I pulled a pastry from my scrip, broke it in two and tossed half to her, then hunkered down with my back pressed against the tree trunk to eat my share. I was hungry and it was a quiet spot to eat, now that the crowd had moved on. And I couldn't have eaten and not offered the child a bite, now could I? I gazed out at the bustle of the fair, chewing slowly. The pastry was as dry as the devil's hoof, but the salt mutton inside was sweet enough. The girl was holding her pastry in both fists as if she feared someone might snatch it from her. She said nothing, not even a thank-you.
I took a swig of ale to wash the dry mouthful down. "Do you have a name, girl?"
"Well, Narigorm, if you're going to thieve from his sort you'll need to learn your trade better. You're fortunate he didn't send for the bailiff."
"Wasn't thieving." The words came out muffled from a _well-_stuffed mouth.

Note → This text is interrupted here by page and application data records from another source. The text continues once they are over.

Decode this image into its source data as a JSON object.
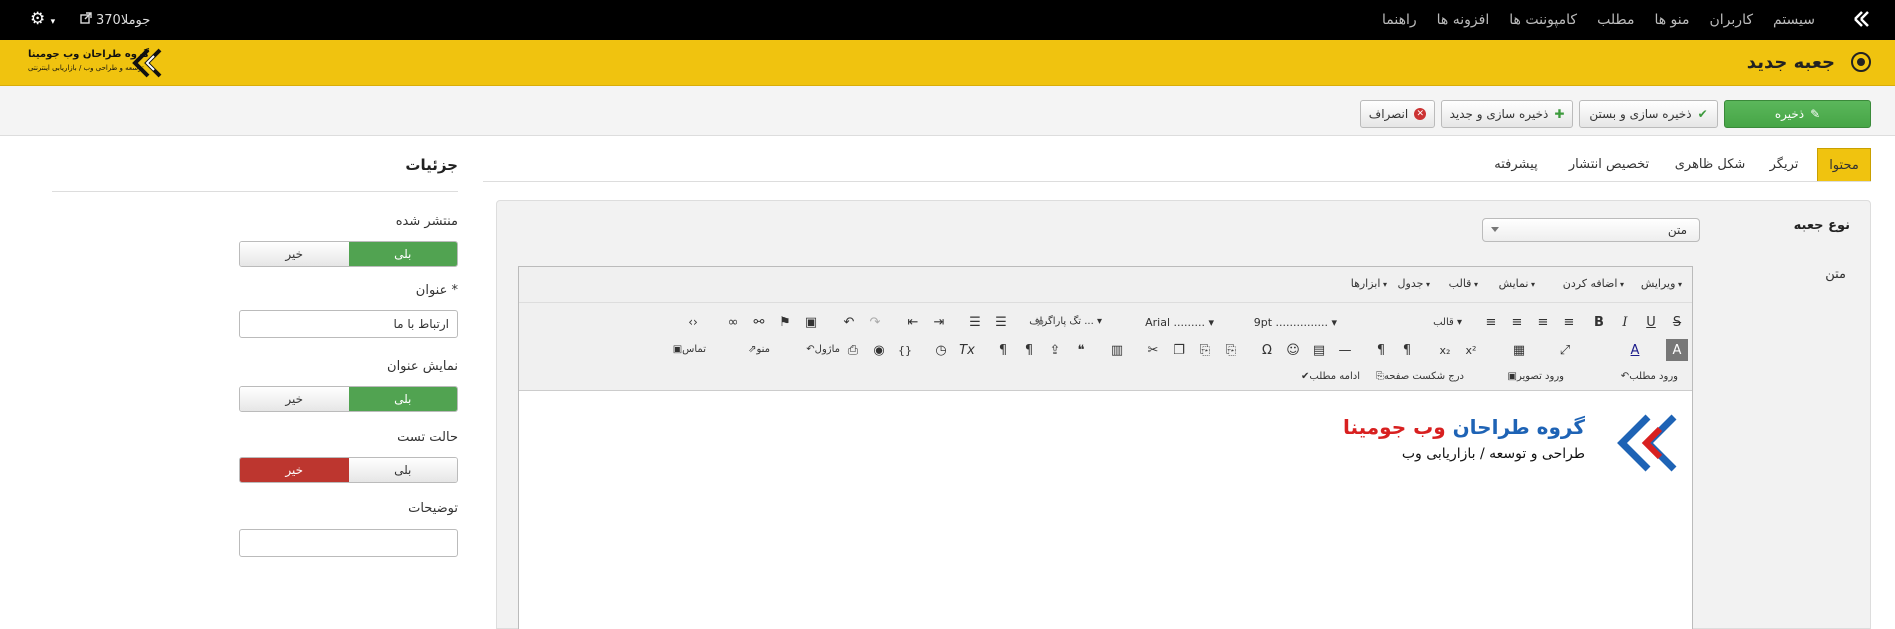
{
  "topbar": {
    "menu": [
      "سیستم",
      "کاربران",
      "منو ها",
      "مطلب",
      "کامپوننت ها",
      "افزونه ها",
      "راهنما"
    ],
    "site_name": "جوملا370"
  },
  "header": {
    "title": "جعبه جدید",
    "brand_line1": "گروه طراحان وب جومینا",
    "brand_line2": "توسعه و طراحی وب / بازاریابی اینترنتی"
  },
  "toolbar": {
    "save": "ذخیره",
    "save_close": "ذخیره سازی و بستن",
    "save_new": "ذخیره سازی و جدید",
    "cancel": "انصراف"
  },
  "tabs": [
    "محتوا",
    "تریگر",
    "شکل ظاهری",
    "تخصیص انتشار",
    "پیشرفته"
  ],
  "content": {
    "type_label": "نوع جعبه",
    "type_value": "متن",
    "text_label": "متن"
  },
  "editor": {
    "menubar": [
      "ویرایش",
      "اضافه کردن",
      "نمایش",
      "قالب",
      "جدول",
      "ابزارها"
    ],
    "font_size": "9pt",
    "font_family": "Arial",
    "format": "تگ پاراگراف ...",
    "style_label": "قالب",
    "contact": "تماس",
    "menu_btn": "منو",
    "module_btn": "ماژول",
    "insert_article": "ورود مطلب",
    "insert_image": "ورود تصویر",
    "page_break": "درج شکست صفحه",
    "read_more": "ادامه مطلب",
    "logo_line1_blue": "گروه طراحان",
    "logo_line1_red": "وب جومینا",
    "logo_line2": "طراحی و توسعه / بازاریابی وب"
  },
  "details": {
    "heading": "جزئیات",
    "published_label": "منتشر شده",
    "yes": "بلی",
    "no": "خیر",
    "title_label": "عنوان *",
    "title_value": "ارتباط با ما",
    "show_title_label": "نمایش عنوان",
    "test_mode_label": "حالت تست",
    "description_label": "توضیحات",
    "description_value": ""
  },
  "colors": {
    "header_bg": "#f0c30f",
    "save_green": "#46a546",
    "toggle_green": "#51a351",
    "toggle_red": "#bd362f"
  }
}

I shrugged and glanced sideways at her. She'd finished the pastry already and was licking her fingers with fierce concentration. I wondered when she'd last eaten. Given the man's mood, I doubted he was going to feed her again that day. But I half believed her about the stealing. A girl who stood out so vividly from the crowd was not likely to survive long as a pickpocket, and it occurred to me that with her looks her father or her master, whichever the man was, might well have found a good living renting her out by the hour to men whose taste runs to young virgins. But she'd clearly angered the customer this time. Maybe she'd refused the merchant, or else he'd tried her and discovered he was not the first to come banging on her door. She'd learn ways to conceal that in time. More experienced women would teach her the trick of it, and she'd doubtless earn a good living when she mastered the art. She'd a good few years ahead of her in the trade, more than most I reckoned, for even when the bloom of her youth was gone there would still be plenty who'd pay handsomely for a woman who looked so different from the rest.
"You want me to do it for you now, for the pastry?" Her voice was as cold as her gaze. "We'll have to be quick before Master comes back; he'll not be best pleased if you don't pay in coins."

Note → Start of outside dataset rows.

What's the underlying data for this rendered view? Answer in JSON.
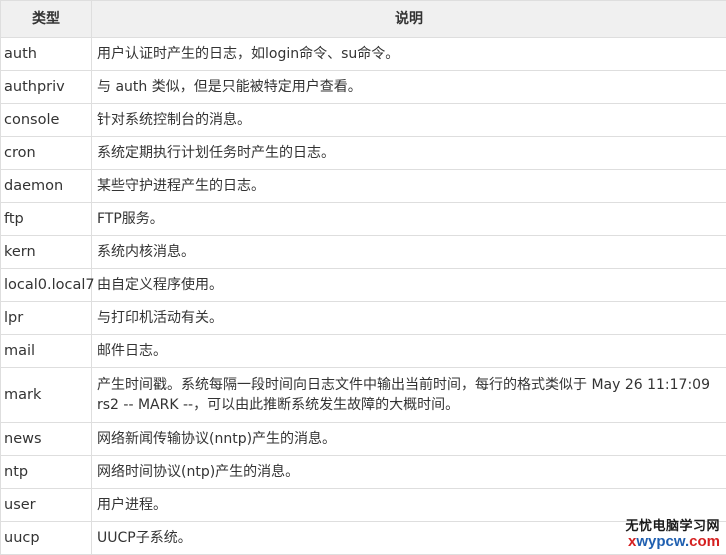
{
  "table": {
    "headers": [
      "类型",
      "说明"
    ],
    "rows": [
      {
        "type": "auth",
        "desc": "用户认证时产生的日志，如login命令、su命令。"
      },
      {
        "type": "authpriv",
        "desc": "与 auth 类似，但是只能被特定用户查看。"
      },
      {
        "type": "console",
        "desc": "针对系统控制台的消息。"
      },
      {
        "type": "cron",
        "desc": "系统定期执行计划任务时产生的日志。"
      },
      {
        "type": "daemon",
        "desc": "某些守护进程产生的日志。"
      },
      {
        "type": "ftp",
        "desc": "FTP服务。"
      },
      {
        "type": "kern",
        "desc": "系统内核消息。"
      },
      {
        "type": "local0.local7",
        "desc": "由自定义程序使用。"
      },
      {
        "type": "lpr",
        "desc": "与打印机活动有关。"
      },
      {
        "type": "mail",
        "desc": "邮件日志。"
      },
      {
        "type": "mark",
        "desc": "产生时间戳。系统每隔一段时间向日志文件中输出当前时间，每行的格式类似于 May 26 11:17:09 rs2 -- MARK --，可以由此推断系统发生故障的大概时间。"
      },
      {
        "type": "news",
        "desc": "网络新闻传输协议(nntp)产生的消息。"
      },
      {
        "type": "ntp",
        "desc": "网络时间协议(ntp)产生的消息。"
      },
      {
        "type": "user",
        "desc": "用户进程。"
      },
      {
        "type": "uucp",
        "desc": "UUCP子系统。"
      }
    ]
  },
  "watermark": {
    "line1": "无忧电脑学习网",
    "line2_prefix": "x",
    "line2_main": "wypcw.",
    "line2_suffix": "com"
  }
}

Her small icy hand tried to insinuate itself into mine. I put it back in her lap, gently but firmly, sad for her that she had already learned not to expect any gifts from life. Not even a crust comes free. Still, the younger you learn that lesson, the fewer disappointments you'll have.
"I'm past such things now, child. Much too old. Besides, it was only a bite of food. Take it and welcome. You're a pretty girl, Narigorm. You don't need to sell yourself so cheaply. Take some advice from an old camelot: The more people pay for something, the more they believe it's worth."